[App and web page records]
%%

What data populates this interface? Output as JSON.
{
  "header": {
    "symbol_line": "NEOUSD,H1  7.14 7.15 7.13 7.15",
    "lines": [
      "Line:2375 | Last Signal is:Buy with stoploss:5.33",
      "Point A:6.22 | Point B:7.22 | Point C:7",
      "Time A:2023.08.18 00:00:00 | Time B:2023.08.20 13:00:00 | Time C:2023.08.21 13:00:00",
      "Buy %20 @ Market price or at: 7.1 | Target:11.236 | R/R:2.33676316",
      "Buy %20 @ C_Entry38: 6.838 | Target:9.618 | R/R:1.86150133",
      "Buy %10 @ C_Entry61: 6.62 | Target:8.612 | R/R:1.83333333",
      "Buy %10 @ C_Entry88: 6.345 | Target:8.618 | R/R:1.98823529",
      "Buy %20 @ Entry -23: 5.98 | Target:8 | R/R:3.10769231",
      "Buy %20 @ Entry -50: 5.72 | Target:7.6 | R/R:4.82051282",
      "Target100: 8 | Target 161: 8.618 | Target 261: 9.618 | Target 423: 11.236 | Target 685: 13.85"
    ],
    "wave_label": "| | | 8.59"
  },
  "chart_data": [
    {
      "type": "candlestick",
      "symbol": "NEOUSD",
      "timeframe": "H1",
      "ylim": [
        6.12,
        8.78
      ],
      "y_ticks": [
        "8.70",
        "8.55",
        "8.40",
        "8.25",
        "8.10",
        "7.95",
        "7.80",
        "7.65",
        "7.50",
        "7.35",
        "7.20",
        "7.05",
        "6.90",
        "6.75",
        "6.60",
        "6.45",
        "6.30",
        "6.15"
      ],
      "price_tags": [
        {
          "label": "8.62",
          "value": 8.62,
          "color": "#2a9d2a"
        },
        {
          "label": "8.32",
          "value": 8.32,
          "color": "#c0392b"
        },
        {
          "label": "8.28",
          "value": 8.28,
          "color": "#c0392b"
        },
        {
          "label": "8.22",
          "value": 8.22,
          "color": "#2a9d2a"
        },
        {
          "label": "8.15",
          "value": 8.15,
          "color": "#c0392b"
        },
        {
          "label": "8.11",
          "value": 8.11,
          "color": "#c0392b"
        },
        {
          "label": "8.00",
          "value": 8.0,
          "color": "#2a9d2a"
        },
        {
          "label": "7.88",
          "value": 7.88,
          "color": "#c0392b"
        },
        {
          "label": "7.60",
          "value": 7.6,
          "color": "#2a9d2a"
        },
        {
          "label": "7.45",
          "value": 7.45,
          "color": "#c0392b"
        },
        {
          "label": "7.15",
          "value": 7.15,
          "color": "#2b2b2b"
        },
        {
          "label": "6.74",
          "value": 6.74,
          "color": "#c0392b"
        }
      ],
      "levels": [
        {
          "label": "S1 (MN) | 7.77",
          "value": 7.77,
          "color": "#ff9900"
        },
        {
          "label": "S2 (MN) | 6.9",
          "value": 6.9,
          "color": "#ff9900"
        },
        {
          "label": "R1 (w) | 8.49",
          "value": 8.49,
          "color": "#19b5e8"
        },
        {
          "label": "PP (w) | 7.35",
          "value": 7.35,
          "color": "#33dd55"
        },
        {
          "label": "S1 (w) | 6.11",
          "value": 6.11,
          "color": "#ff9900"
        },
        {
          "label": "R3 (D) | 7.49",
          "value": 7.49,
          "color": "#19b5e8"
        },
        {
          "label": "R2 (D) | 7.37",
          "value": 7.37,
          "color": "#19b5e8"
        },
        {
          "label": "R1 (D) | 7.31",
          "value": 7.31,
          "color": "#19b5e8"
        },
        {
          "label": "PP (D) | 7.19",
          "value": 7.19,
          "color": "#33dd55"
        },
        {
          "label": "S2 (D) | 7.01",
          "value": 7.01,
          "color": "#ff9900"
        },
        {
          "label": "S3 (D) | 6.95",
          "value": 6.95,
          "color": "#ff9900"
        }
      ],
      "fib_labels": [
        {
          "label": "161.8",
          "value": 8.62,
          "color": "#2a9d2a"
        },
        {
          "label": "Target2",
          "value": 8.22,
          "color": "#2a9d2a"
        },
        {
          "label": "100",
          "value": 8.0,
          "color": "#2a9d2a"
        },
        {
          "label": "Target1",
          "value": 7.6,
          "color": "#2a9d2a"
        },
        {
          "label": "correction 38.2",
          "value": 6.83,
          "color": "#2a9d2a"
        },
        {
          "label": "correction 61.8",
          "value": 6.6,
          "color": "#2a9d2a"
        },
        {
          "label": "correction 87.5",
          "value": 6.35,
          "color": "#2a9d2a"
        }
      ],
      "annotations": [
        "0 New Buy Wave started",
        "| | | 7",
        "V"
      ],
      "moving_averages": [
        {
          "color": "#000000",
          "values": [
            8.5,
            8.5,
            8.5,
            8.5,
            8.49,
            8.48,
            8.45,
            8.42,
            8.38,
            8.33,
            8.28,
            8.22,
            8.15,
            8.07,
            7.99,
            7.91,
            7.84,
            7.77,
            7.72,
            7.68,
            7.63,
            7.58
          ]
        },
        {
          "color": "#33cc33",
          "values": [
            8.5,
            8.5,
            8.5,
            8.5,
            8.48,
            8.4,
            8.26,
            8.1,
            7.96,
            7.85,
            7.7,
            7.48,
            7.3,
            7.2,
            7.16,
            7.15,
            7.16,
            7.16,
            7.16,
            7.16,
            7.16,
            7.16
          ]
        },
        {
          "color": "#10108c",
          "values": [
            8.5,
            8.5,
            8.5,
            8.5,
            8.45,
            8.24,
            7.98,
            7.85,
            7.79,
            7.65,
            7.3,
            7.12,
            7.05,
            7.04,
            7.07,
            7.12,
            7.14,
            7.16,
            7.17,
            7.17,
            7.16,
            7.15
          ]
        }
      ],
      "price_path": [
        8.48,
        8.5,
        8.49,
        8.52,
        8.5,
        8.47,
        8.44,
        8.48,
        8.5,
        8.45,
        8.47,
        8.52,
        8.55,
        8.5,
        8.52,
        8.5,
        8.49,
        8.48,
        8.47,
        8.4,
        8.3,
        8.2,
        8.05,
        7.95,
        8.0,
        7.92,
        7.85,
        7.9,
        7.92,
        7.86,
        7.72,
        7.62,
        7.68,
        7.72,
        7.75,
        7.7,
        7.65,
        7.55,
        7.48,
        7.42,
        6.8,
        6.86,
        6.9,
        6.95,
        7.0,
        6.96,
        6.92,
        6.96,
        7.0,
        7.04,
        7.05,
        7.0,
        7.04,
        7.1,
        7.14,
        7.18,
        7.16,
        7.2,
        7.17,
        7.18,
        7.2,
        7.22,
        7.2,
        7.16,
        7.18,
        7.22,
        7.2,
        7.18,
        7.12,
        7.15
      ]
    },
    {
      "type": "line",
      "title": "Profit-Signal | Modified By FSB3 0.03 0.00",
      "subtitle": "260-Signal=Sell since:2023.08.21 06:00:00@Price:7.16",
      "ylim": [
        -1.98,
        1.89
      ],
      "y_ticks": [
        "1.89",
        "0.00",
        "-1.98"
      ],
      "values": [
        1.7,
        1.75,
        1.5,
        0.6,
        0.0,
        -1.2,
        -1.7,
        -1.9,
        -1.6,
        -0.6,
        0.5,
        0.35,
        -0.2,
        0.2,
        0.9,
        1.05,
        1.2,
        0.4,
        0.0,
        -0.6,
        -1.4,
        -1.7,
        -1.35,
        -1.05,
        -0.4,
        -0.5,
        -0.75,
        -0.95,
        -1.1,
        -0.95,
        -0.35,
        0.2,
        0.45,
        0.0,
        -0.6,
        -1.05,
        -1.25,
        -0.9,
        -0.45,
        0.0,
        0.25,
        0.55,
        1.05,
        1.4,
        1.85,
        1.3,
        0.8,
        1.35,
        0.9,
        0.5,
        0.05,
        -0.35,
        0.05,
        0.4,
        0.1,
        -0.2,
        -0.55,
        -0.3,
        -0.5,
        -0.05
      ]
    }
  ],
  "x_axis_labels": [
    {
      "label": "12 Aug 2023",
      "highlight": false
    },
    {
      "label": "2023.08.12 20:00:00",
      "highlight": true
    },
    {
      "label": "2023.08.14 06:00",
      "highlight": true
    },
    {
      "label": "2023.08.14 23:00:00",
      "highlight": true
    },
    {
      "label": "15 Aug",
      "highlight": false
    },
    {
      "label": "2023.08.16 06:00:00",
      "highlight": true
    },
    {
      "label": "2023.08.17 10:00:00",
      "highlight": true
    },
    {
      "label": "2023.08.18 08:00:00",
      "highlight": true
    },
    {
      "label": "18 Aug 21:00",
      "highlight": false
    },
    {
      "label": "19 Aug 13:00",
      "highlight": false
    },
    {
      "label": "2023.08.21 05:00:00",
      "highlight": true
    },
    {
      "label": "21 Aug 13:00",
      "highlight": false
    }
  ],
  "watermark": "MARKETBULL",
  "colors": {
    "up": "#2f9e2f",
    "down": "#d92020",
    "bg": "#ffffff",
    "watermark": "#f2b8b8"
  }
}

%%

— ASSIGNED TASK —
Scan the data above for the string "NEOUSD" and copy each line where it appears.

— OUTPUT OF THE TASK —
    "symbol_line": "NEOUSD,H1  7.14 7.15 7.13 7.15",
      "symbol": "NEOUSD",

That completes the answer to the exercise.